INTRODUCTION :: At least forty percent of valuable artwork circulating in the marketplace is either forged or misattributed. Apart from this significant problem of art authenticity, the chains of title showing current ownership of many genuine and properly attributed objects are defective. These defects are due to incompleteness of the historical records, innocent error, lapse of time, fraudulent manipulation, or theft. This Article explores the dual complexities of properly establishing a valuable art object’s correct provenance-that is to say, determining both the authenticity as well as the chain of legal ownership of the work. This Article also examines the six principal legal doctrines that human society has designed to resolve competing ownership claims and the significant moral shortcomings of each doctrine. Most significantly, this Article presents a proposal for a much- needed reform in the law of art provenance.

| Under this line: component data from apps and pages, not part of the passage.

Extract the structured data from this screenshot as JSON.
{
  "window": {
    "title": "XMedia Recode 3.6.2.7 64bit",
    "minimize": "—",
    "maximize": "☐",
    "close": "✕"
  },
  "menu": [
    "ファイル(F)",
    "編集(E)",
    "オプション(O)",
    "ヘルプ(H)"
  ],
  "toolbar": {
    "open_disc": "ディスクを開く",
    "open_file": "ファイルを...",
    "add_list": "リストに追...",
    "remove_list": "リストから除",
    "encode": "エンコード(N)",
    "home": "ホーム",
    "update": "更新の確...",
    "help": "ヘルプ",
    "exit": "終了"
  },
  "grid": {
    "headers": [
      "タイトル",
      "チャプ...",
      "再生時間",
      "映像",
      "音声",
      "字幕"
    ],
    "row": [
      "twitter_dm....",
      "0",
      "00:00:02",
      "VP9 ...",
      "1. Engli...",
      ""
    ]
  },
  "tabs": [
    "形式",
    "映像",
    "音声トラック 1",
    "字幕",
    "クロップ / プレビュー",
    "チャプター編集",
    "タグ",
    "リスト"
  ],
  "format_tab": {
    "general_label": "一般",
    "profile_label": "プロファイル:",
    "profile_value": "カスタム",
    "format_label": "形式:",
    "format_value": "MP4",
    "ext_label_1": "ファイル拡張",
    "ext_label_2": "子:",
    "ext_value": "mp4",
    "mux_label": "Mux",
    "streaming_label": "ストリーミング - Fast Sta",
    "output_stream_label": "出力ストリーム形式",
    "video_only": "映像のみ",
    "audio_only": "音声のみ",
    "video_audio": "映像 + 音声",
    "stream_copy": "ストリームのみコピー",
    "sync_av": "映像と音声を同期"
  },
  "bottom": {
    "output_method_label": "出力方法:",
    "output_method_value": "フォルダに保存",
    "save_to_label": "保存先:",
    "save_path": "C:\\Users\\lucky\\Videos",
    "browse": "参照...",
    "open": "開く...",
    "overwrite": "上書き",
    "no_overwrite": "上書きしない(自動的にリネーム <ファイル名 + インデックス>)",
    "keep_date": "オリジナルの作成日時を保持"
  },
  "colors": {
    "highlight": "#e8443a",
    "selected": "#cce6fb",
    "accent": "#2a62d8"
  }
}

The proposed reform is modeled on the Torrens land-title registration system in effect in Australia, parts of the United Kingdom, and a handful of states in the United States. The reform would offer the following: (1) a legal system for conclusively registering both the ownership and authenticity of any valuable piece of artwork; (2) fundamental fairness to all parties claiming an interest in the artwork; (3) assured financial compensation to any innocent party whose claim to the artwork has been injured or lost by operation of the Torrens-like system; (4) permanent and visible public records of art ownership; and (5) enhanced market stability because of the certitude and transparency afforded to art consumers by such a title registration system.
First, Part II of this Article will outline the overall scope of the problem, contrasting the present regime dealing with art provenance to that of modern land titles. Then, using a case study of the various known versions of English landscape painter John Constable’s priceless work The White Horse, Part III of this Article will explore the range of provenance problems which typically arise in establishing both the authenticity of a particular historic work and its correct ownership chain. Next, Part IV will briefly examine the tragic compounding of current provenance problems which our time has inherited from the looting, extortion, and systematic art forgery rampant during the Nazi era. Then, Part V of this Article will examine the current, morally unsatisfactory mix of legal doctrines addressing the classic dilemma of competing and plausible ownership claims to the same artwork and will pinpoint the moral failures inherent in each doctrine.
Finally, Part VI of this Article will propose a new and more just system of artwork titles parallel to the modern system of Torrens registration of land titles. This proposal is intended to accomplish two reforms: (1) assure a more lasting marketplace stability for valuable artwork regarding the twin provenance issues of authenticity and title; and (2) resolve, with maximum justice for each interested party, the classic moral dilemma which arises when rightful ownership claims collide.
April 2014, Vol. 66, No. 2
Sergio J. Campos, Class Actions and Justiciability
Andrew Guthrie Ferguson, Constitutional Culpability: Questioning the New Exclusionary Rules
Alberto R. Gonzales & Amy L. Moore, No Right at All: Putting Consular Notification in its Rightful Place After Medellin
Kevin J. Lynch, The Lock-in Effect of Preliminary Injunctions
Anne R. Traum, Using Outcomes to Reframe Guilty Plea Adjudication
Katrina Wyman & Nicolas Williams, Migrating Boundaries
Stephen E. Ludovici, Rule 60(b)(4): When the Courts of Limited Jurisdiction Yield to Finality